Marianne Straub's life-long interest in textiles developed during a childhood spent in a tubercular ward. Confined from the age of three to eight, with little else to occupy her, she developed an acute memory for pattern, texture and colour. At 15 she decided to study textiles and, after boarding-school in Celerina, in 1928 she entered the Zürich Kunstgewerbeschule.
Committed to designing affordable cloth, Straub sought power-loom training but discovered both Swiss textile colleges barred women. While working as an assistant in Maurer's Weberei, a domestic textiles mill she came to hear of Bradford Technical College. She was admitted, as ‘Mr Straub’, in 1932. She was the only woman attending at the time, and the third in the history of the college.
It was at Bradford that Straub displayed her talent for cloth construction and visualisation of fabrics in situ. She took these skills to Gospels, Ethel Mairet's hand-weaving studio-workshop in Sussex, where she was introduced to spinning, natural dyeing and the English Arts and Crafts tradition. In return she developed fabrics for Gospels and 25 years after Mairet's death in 1952 arranged the transfer of Gospels' contents to the Crafts Study Centre, Farnham where they became a founding collection. Straub was a trustee until 1992.
Image: Set of furnishing fabrics 'Totley' of dobby-woven rayon, designed by Marianne Straub for Helios Limited, Lancashire, 1947
She believed that standards in industry could be raised by the use of hand woven prototypes and demonstrated her ideas as the peripatetic designer for the 72 Welsh woollen mills supported by the Rural Industries Bureau; as the head designer and managing director of Helios and as a designer for Warner & Sons Ltd. Straub's Helios ranges were amongst the first reasonably priced avant-garde retail fabrics. Her manipulation of warp spacing and weave structures fed the mid century appetite for understated tone-and-texture fabrics. Too numerous to recount are the ships, planes, trains, collegiate and government buildings that contained her cloths; their ubiquity is epitomised by a woollen moquette designed in 1964 which was still in use in some London tubes and buses in 2000 (see Selvedge Issue 19).
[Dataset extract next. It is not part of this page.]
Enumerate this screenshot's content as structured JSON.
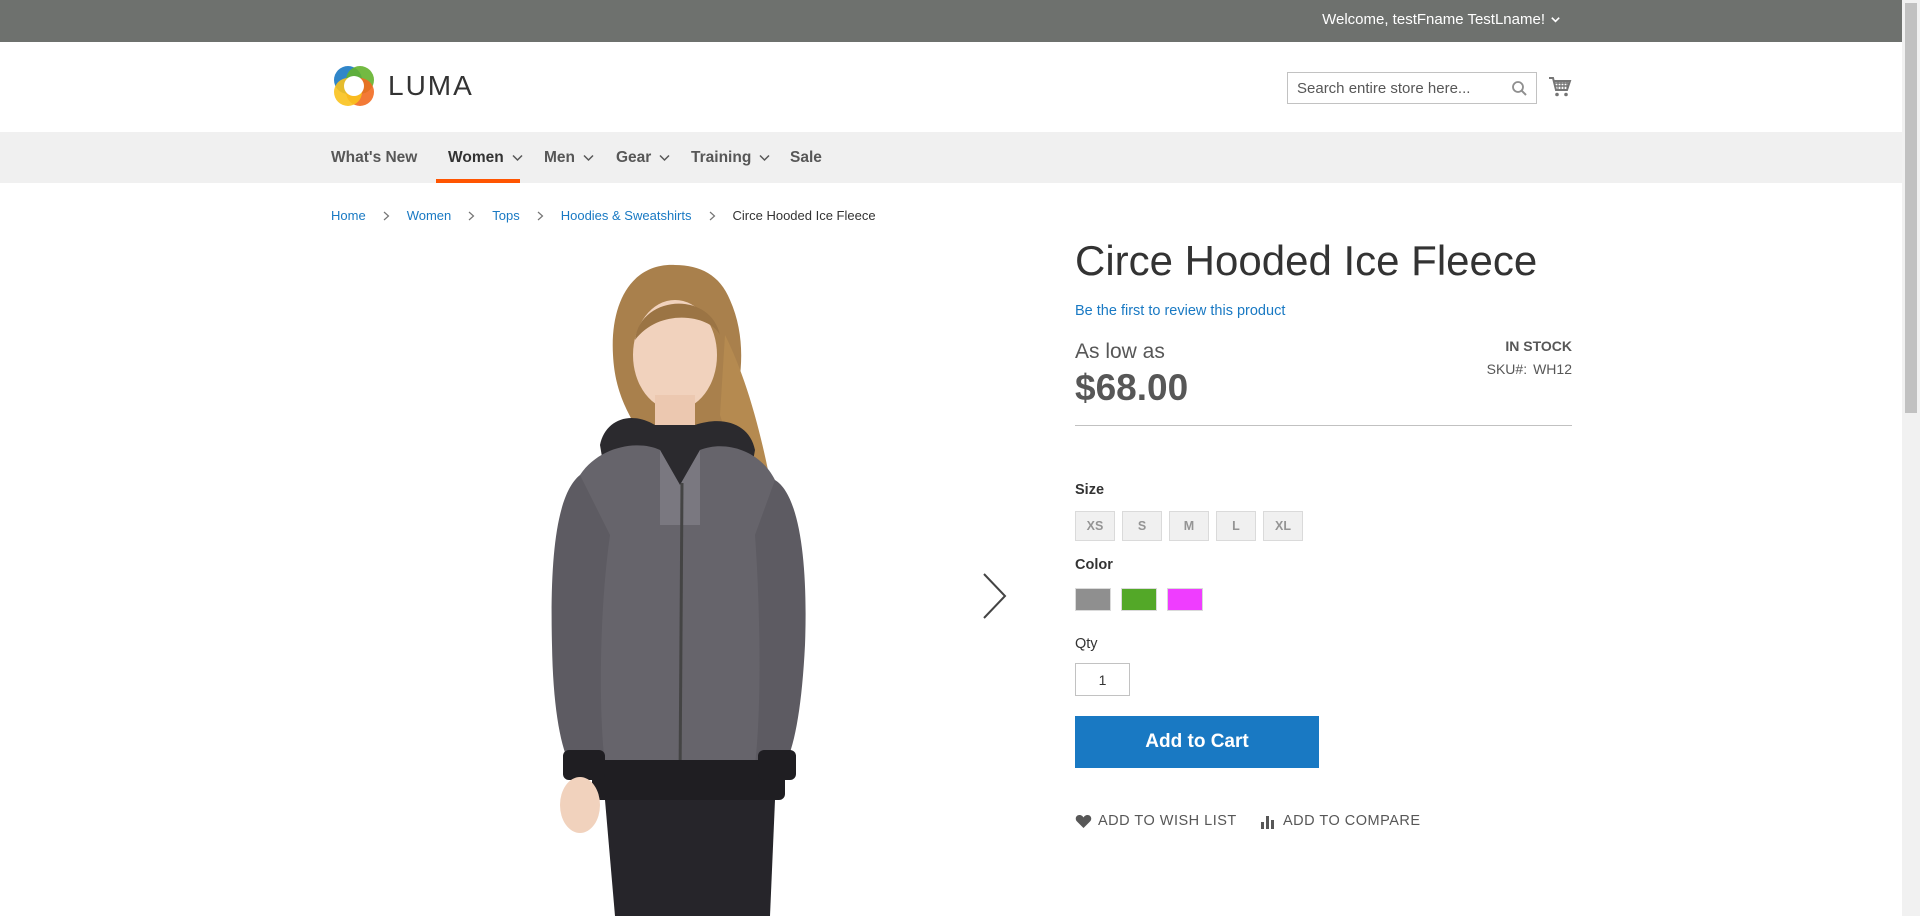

image: Moquette textile in Piccadilly carriage opened by Her Majesty the Queen. Photographed by London Transport, 16 December 1977.
Straub's exacting standards, readiness to experiment and enduring fascination with textiles made her sought after as a lecturer. She taught at the Royal College of Art and visited numerous colleges. She was admired for her humour, energy and apparent disregard for her tuberculosis-withered right leg – a lifelong disability that gave her small frame an ungainly gait but never stopped her either travelling widely or getting under a loom to put it right. She was sustained by her belief that “we all have to give, and we must give, and we must help each other”. In 1992 Straub retired to Berlingen, Switzerland, where she died in 2004. She is credited with 'over fifty years of nourishing, even battling for, the integrity of cloth and the creativity of those who wish to make it well'.
Written by Mary Schoeser for Issue 22 Paper.
Mary Schoeser MA FSA is a freelance historian who has written extensively on the history of textiles. She has worked as a consultant archivist to numerous organisations, as well as on restoration, curatorial and research projects. She is President of the Textile Society and Patron of the School of Textiles, Coggeshall.
Book tickets for the Gordon Russell Design Museum’s talk, Marianne Straub RDI: A Designer's Designer - an online talk by Mary Schoeser here.
The talk takes place on 24 September 2021, 6pm.